"I didn't know all the details about the verses or all of the beautiful words," he said. "But, it's a very special song, and I'm amazed at the passion [the Esmonds] have for it."
The couple has also installed a diorama in a 30-foot-wide storefront window at The Gallery Mall in the Inner Harbor. In it, they have displayed a 30- by 42-foot, 15-star American flag that once flew over Fort McHenry, a replica War of 1812 British Congreve rocket launcher, historical portraits, and photocopies of "The Star-Spangled Banner" manuscript.
Judging by the handprints he regularly cleans from the display's glass windows, the diorama has been especially popular with children, he said.

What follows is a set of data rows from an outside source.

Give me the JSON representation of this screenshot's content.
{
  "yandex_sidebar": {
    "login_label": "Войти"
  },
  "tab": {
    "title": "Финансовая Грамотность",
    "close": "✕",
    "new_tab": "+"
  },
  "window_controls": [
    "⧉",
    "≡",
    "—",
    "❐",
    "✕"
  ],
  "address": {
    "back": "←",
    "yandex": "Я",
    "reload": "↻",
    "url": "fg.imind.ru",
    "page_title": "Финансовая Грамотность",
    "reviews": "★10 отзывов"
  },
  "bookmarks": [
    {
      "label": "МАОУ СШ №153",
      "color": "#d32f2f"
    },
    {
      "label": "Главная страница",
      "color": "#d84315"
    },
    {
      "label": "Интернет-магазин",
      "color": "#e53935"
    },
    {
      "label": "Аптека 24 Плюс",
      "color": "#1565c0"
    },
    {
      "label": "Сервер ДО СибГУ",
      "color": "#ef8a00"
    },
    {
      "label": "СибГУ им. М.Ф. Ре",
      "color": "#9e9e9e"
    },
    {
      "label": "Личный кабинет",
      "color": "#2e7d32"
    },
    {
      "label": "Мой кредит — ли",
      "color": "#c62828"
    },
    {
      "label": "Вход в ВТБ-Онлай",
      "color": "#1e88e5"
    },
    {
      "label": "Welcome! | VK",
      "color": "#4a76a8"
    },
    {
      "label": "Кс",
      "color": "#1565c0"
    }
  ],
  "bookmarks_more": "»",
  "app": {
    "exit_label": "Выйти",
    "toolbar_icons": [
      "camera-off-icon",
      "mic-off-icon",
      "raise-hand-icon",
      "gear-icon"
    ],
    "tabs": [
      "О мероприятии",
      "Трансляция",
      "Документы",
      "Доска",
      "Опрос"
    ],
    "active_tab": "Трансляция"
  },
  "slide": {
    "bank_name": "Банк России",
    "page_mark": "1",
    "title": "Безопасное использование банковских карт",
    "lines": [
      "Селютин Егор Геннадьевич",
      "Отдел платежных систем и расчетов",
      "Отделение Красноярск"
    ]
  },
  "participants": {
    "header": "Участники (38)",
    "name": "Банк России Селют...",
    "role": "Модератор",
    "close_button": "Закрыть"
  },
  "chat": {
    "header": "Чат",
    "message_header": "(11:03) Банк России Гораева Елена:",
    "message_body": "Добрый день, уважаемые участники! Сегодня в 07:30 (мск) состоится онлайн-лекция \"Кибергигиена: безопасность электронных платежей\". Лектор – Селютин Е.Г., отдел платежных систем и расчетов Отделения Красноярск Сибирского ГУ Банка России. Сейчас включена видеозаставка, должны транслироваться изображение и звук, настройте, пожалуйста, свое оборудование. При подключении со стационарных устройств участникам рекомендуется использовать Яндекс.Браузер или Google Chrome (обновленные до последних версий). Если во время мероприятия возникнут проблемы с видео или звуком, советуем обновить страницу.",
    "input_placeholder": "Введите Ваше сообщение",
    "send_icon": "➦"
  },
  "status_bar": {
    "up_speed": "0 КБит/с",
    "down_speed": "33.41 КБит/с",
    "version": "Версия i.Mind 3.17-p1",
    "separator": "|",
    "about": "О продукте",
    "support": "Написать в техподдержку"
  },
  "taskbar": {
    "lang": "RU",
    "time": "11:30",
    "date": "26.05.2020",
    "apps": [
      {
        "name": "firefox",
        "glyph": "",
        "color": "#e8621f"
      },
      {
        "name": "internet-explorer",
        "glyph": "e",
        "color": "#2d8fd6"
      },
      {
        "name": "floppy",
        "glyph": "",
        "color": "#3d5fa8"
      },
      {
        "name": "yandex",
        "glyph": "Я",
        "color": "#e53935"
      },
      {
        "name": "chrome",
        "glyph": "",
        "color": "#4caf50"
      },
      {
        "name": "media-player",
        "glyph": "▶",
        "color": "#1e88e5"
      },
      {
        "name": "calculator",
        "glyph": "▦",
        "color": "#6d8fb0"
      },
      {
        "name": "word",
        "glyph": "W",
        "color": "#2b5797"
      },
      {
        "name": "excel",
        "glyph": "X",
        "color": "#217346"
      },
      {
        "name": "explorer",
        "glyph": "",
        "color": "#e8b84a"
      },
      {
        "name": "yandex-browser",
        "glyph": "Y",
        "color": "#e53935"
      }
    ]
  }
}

Esmond said he not only thinks of 9/11 when he hears the anthem, but of his father-in-law's service during the battle of Iwo Jima and added that his wife says she thinks about her nephew who served in Iraq.

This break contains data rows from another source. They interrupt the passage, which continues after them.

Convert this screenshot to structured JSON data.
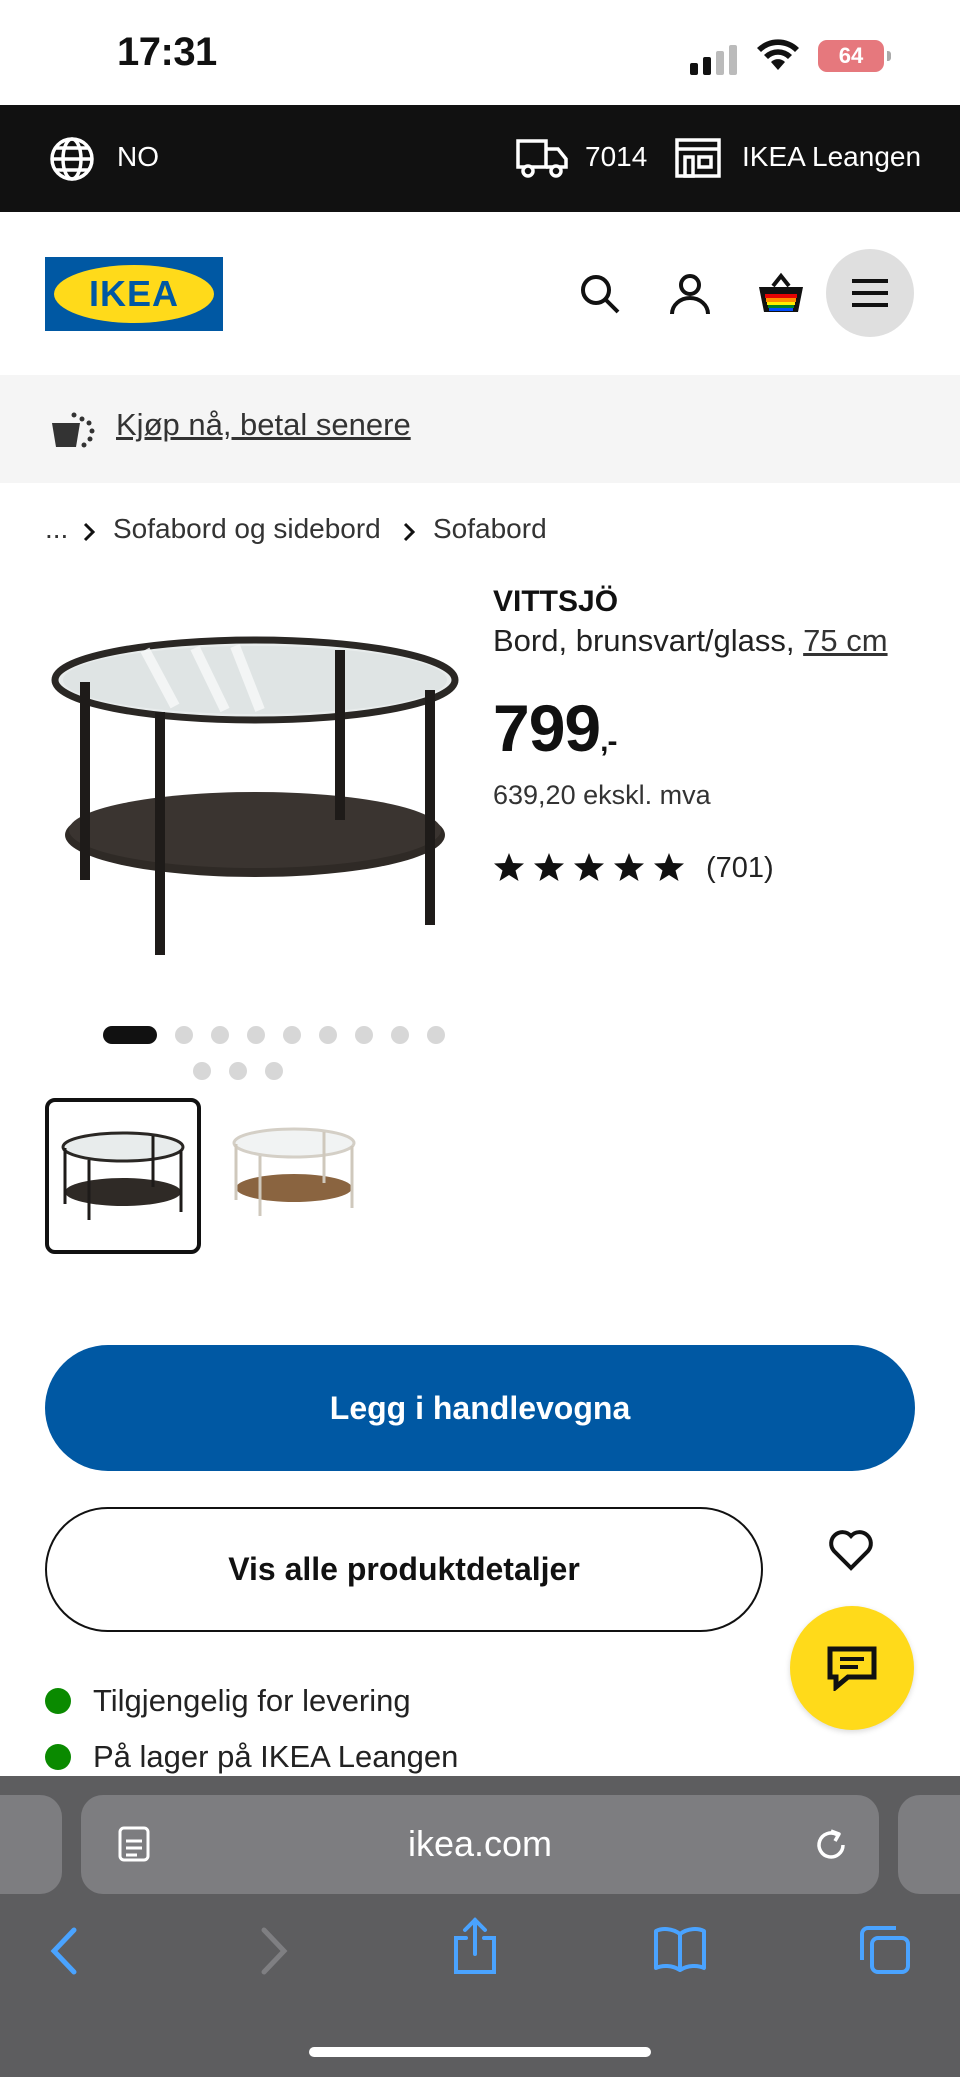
{
  "status_bar": {
    "time": "17:31",
    "battery": "64"
  },
  "topbar": {
    "country": "NO",
    "postcode": "7014",
    "store": "IKEA Leangen"
  },
  "promo": {
    "link": "Kjøp nå, betal senere"
  },
  "breadcrumb": {
    "ellipsis": "...",
    "items": [
      "Sofabord og sidebord",
      "Sofabord"
    ]
  },
  "product": {
    "name": "VITTSJÖ",
    "description": "Bord, brunsvart/glass, ",
    "size_link": "75 cm",
    "price": "799",
    "price_suffix": ",-",
    "ex_vat": "639,20 ekskl. mva",
    "rating": 5,
    "reviews": "(701)",
    "image_count": 12,
    "active_image": 1
  },
  "buttons": {
    "add_to_cart": "Legg i handlevogna",
    "details": "Vis alle produktdetaljer"
  },
  "availability": [
    "Tilgjengelig for levering",
    "På lager på IKEA Leangen"
  ],
  "browser": {
    "url": "ikea.com"
  },
  "colors": {
    "brand_blue": "#0058a3",
    "brand_yellow": "#ffda1a",
    "availability_green": "#0a8a00"
  }
}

"I don't determine what the anthem means to anybody, you determine that for yourself," he said. "And the next time, you'll sing it with a different appreciation and hear it with a different ear.
"It's one thing we can agree on and that unites us as we sing it," he said. "And we need that unity more than ever."